While working on my Computer Science degree, I was invited to participate in an undergraduate research project that allowed me to combine my interest in programming and biology. I converted a predictable, but simplified, model of inhalation anthrax to a model that accounts for the probabilistic nature of biological systems (i.e., deterministic to stochastic). The project was a collaboration between two UNC Asheville professors: Dr. Brian Drawert, Computer Science and Dr. Megan Powell, Mathematics.
Dr. Drawert is a researcher within systems biology, a field that attempts to model and analyze complex biological systems using computational algorithms. He is also the author of GillesPy2, an open-source software project designed to allow scientists to easily create those models and use stochastic simulations to study outcomes.
Dr. Powell specializes in infectious disease dynamics. Her primary research focus is inhalation anthrax, a disease caused by the Bacillus Anthracis bacteria, the same bacteria that was used in several high-profile acts of terrorism in the early 2000s.

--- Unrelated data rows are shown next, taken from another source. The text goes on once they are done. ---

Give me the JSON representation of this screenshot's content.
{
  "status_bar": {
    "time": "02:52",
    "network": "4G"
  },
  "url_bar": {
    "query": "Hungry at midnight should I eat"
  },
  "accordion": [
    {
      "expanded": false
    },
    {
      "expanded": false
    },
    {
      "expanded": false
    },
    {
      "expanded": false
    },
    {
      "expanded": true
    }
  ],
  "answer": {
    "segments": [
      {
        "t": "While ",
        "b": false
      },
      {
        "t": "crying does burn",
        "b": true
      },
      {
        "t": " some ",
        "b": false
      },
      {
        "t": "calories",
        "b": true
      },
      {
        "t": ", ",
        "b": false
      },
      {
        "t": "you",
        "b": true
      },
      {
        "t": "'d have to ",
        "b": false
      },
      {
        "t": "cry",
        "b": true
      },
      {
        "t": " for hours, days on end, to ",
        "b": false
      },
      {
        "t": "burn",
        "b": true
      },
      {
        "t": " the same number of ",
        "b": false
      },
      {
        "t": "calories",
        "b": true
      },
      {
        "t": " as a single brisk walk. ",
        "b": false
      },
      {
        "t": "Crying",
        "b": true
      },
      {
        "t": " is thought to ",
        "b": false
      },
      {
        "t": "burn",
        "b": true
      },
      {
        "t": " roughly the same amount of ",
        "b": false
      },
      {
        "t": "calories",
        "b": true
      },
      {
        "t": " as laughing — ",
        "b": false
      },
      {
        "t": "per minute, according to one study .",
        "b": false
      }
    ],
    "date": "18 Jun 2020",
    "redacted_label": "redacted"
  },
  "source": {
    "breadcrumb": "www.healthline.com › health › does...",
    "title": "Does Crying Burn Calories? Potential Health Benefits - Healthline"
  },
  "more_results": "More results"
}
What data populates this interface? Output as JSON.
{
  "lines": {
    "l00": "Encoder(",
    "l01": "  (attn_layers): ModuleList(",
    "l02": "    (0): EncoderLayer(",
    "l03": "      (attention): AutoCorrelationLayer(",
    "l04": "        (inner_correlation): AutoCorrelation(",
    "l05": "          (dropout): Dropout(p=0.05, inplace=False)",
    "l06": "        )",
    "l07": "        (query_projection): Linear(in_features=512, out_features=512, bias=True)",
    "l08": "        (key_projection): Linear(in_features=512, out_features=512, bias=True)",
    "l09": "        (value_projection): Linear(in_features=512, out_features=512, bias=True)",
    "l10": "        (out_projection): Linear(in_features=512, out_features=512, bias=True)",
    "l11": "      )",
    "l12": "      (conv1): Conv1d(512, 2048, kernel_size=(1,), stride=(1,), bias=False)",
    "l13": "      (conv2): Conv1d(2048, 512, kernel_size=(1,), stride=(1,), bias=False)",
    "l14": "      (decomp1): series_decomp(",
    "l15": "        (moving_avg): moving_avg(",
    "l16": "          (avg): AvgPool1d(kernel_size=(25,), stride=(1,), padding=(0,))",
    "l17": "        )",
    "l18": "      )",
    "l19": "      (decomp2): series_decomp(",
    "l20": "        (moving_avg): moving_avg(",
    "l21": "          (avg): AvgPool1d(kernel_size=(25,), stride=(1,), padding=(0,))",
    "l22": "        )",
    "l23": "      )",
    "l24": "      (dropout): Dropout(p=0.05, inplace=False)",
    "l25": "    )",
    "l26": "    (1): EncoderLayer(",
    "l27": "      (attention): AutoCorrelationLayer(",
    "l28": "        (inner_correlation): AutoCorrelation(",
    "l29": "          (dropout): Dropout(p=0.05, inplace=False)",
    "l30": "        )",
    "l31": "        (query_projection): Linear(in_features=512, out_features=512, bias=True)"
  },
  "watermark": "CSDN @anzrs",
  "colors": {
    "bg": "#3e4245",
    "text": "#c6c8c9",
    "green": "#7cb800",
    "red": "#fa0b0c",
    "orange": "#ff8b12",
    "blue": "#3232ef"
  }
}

By translating Dr. Powell’s deterministic model of inhalation anthrax into the stochastic form used by GillesPy2, we were able to deliver new insights on the model and make improvements to software quality & usability.
The following abstract is from a research paper I wrote for the UNC Asheville Computer Science department detailing the results of our joint research & development project.
GillesPy2 is a scientific software package designed for computationally modeling and simulating biological processes. Traditional simulations are done using deterministic methods, whereas GillesPy2 is based on the stochastic simulation algorithm presented by Daniel T. Gillespie , which introduces probability as a driving force behind simulations. By using stochastic methodologies, scientists can more accurately represent stages of growth in biology models.
Developing user-friendly software is a challenging process and often the best way to improve the quality of software is for developers to use it as a customer would – a practice known as “dogfooding.” Thus, in preparation for the public release of GillesPy2, we created a new stochastic model of inhalation anthrax (an often fatal infection caused by the B. Anthracis bacteria) based on a deterministic model presented by Day et. al .
In this paper, we document the methods used to convert the deterministic model to stochastic form. By using GillesPy2 through the eyes of a research scientist developing a model, we were able to provide a high level of software quality assurance by discovering a number of bugs and other usability issues. As part of the quality assurance process, we also implemented automated testing of source code to prevent the reintroduction of resolved issues.
Finally, with the introduction of a stochastic model of lung-borne anthrax infections, we began investigating research questions such as how the early immune response affects pathogenesis of infection, how levels of late-stage bacterial load are affected by initial conditions and whether the number of spores consumed by white blood cells determines survival rate.
- Day, Judy, Friedman, Avner and Schlesinger, Larry S “Modeling the host response to inhalation anthrax. (Report)”. Journal of Theoretical Biology. 276.1 2011-05-07. 199(10).
- Gillespie, D. T. (1976). “A general method for numerically simulating the stochastic time evolution of coupled chemical reactions”. Journal of Computational Physics. 22 (4): 403–434. Bibcode:1976JCoPh..22..403G. doi:10.1016/0021-9991(76)90041-3.